February 18th, Pelekuna. We went down to Waiakaulu to try and get a canoe to come to this place, but they wanted one Dollar so we had to return to Kaualuna. Not long after our return a man came and said he had just arrived from Pelekuna and if we would return with him he would take us for 25¢ each. We complied and walked again to Waiakaula; this was my first trip in a native canoe. We started although the wind blew strong and the waves ran high. We had not got fifty yards from the shore before I was drenched to the skin. The waves broke over us fearfully, kept Keanu busy all the time. It was with considerable difficulty we landed the sea was so rough. The breakers rolled in fearfully and dashed against the rocks; we hesitated about half an hour before we ran ashore. We landed at a Catholic village. It got dark shortly after we landed.
We climbed up a very high mountain and then descended and reached this place about nine o'clock at night. The people were quite astonished to see us. There are quite a
number of houses here, this place is surrounded by precipices from four to six thousand feet high. The tops of the mountains seem to almost touch the sky. We put up at the house of Keanu's brother and were soon seated around a calabash of poi and fish. After supper we talked Mormonism till near midnight and then retired to rest.
February 19th. It has poured rain all night and day. We have preached Mormonism all day to a houseful of natives.
February 20th. Attended the Calvinist meeting before breakfast after which I talked for some time outside on the first principles of the Gospel. I went around to nearly all the houses and told them if they wanted to hear us preach we would hold meeting at the Teacher's house at half past three; the Calvinist Teacher told them to blow the horn for our meeting. They blew the horn and cried: "Whoever wants to hear the word of God, come to meeting." The missionaries had forbid us to preach in their meetinghouse, and the Teacher's house, though large, was not nearly big enough, so we held meeting out of doors. I preached with great power for about an hour and a half, followed by Keanu. We both engaged the spirit of God, and had a first rate meeting. Spent the evening arguing.

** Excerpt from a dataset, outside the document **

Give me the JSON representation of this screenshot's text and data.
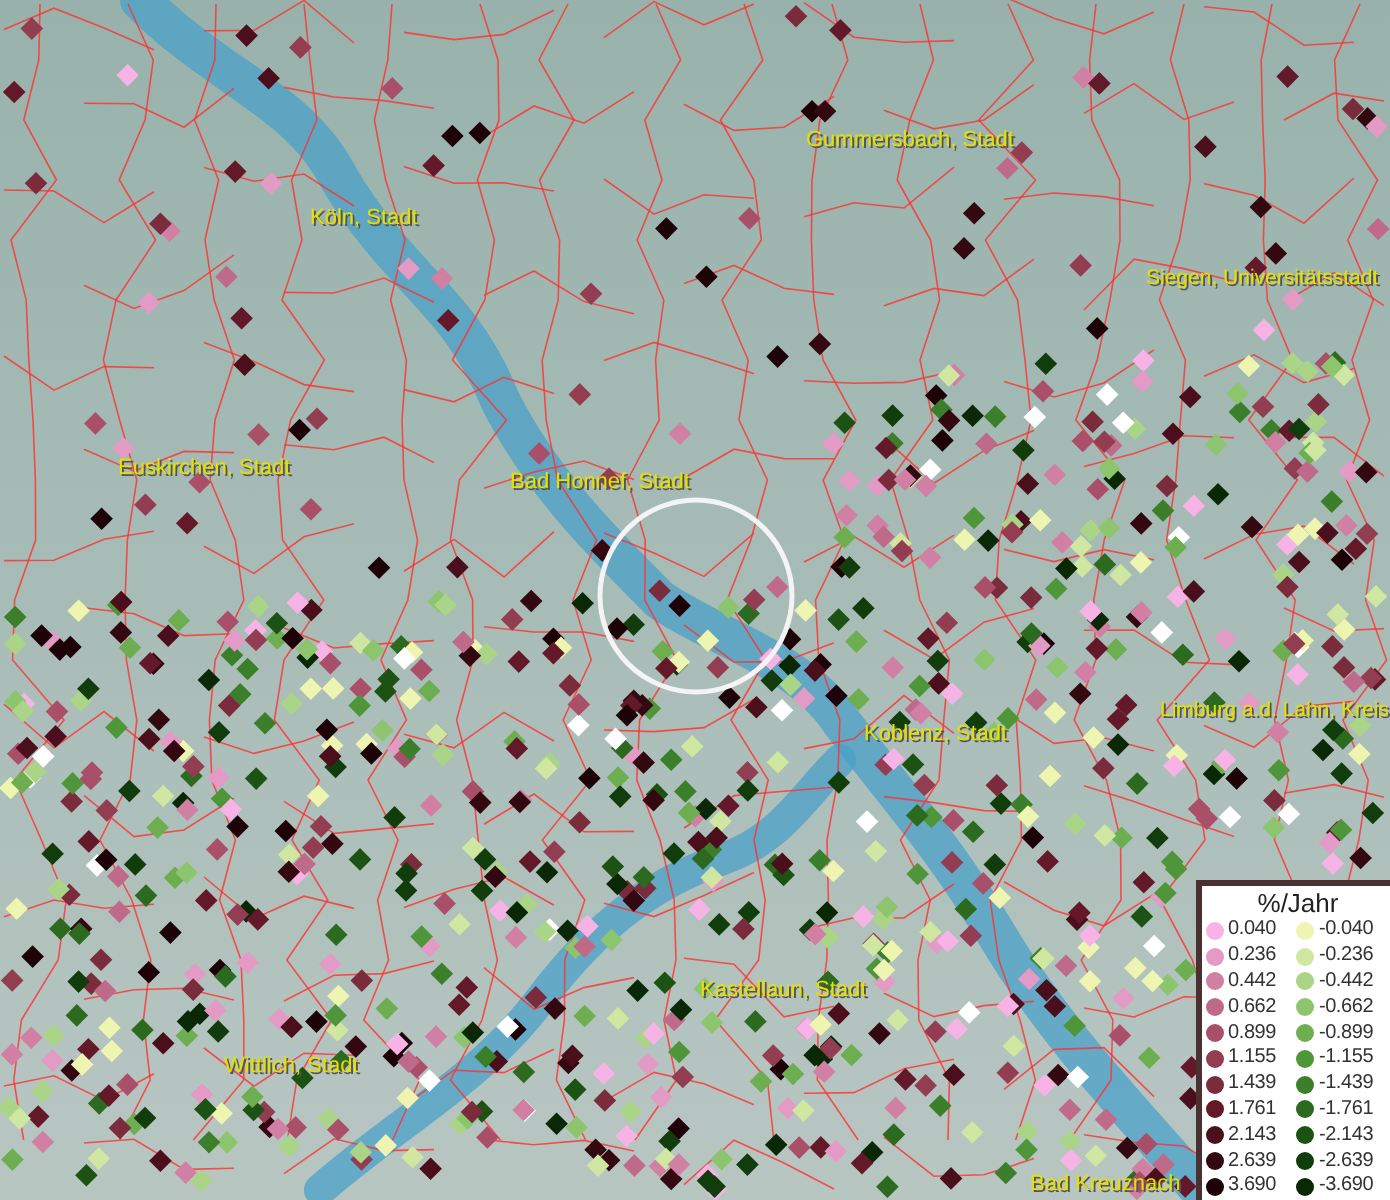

February 21st. We left the village we stayed in yesterday and went about three miles into the country to this place. We were received very kindly. They immediately killed a fowl for us and while it was cooking, at their request we held meeting by torch light. I spoke on Baptism and the rise of the church. Had a good time all the rest of the evening. The host wanted me to marry his daughter, who by the way was very good looking but exceedingly bashful, and live with them. I told him I came to preach the Gospel and not to marry.

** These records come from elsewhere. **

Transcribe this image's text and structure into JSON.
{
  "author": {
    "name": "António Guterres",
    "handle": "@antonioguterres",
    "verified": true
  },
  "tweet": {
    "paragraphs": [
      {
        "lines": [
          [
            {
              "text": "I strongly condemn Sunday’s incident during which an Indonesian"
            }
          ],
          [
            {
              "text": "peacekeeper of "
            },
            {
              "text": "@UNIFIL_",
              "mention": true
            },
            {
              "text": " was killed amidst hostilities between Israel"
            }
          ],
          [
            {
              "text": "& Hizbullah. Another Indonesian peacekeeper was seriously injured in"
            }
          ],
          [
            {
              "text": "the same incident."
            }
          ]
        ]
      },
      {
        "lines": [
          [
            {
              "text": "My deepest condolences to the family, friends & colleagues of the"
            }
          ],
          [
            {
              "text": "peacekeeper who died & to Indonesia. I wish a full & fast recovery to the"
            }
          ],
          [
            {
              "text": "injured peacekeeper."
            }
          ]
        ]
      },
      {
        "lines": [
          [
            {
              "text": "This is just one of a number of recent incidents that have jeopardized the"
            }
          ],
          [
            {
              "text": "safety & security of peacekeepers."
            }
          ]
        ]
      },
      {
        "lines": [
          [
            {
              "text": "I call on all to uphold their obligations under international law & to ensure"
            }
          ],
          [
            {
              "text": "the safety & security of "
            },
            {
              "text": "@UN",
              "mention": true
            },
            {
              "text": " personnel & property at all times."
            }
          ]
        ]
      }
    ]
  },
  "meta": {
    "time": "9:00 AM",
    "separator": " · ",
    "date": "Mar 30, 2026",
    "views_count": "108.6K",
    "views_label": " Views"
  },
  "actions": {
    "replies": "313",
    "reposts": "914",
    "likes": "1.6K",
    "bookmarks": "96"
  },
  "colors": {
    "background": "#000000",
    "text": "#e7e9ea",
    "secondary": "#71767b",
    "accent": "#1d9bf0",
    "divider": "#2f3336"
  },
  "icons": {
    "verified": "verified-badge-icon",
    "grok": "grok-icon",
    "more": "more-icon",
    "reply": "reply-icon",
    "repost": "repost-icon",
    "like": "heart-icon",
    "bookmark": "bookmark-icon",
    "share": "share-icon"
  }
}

I forgot to add that Monday I got everything wet and wore wet clothes all day. Tuesday and this evening I feel the effects of the same in the shape of a swelled face and toothache.

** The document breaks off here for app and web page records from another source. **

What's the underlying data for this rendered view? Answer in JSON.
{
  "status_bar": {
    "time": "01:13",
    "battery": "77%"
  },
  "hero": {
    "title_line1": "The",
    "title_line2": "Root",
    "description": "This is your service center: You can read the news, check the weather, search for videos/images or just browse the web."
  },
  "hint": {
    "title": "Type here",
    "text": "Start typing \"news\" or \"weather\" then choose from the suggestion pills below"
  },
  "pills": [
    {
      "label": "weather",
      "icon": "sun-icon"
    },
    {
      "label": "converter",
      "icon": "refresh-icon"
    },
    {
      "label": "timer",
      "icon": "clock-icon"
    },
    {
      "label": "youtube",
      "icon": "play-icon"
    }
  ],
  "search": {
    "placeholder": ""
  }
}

February 22nd, Waialua. Arose very early, breakfasted and started at daylight. We ascended the far famed Pali, or precipice, the steepest hill I ever saw. I had to walk barefoot as the path was so steep and slippery, some places overhanging. We ascended on a very narrow ridge and each side went almost straight down. Just slip off the path and you would fall hundreds of feet and get dashed to pieces. It took us till near midday to reach the top. We rested a while and then traveled over or through a very rough muddy road and descended at Kamalau. Had something to eat and reached this place at sundown, tired and footsore. At least I will leave the reader to imagine after climbing over rocks, etc.
Found Brother Bell well and glad to see us back. We received some pamphlets written in the Hawaiian language by George Q. Cannon in San Francisco, California. I received a letter from my Brother C. C. Hurst in Honolulu, stating that several families; namely Bird, Humphries, John Baptist, _________, Story; sailed in the Francis Palmer for the coast on the ninth of February. Got letters from Oahu and Maui, all well except President Silas Smith who is sick in Honolulu.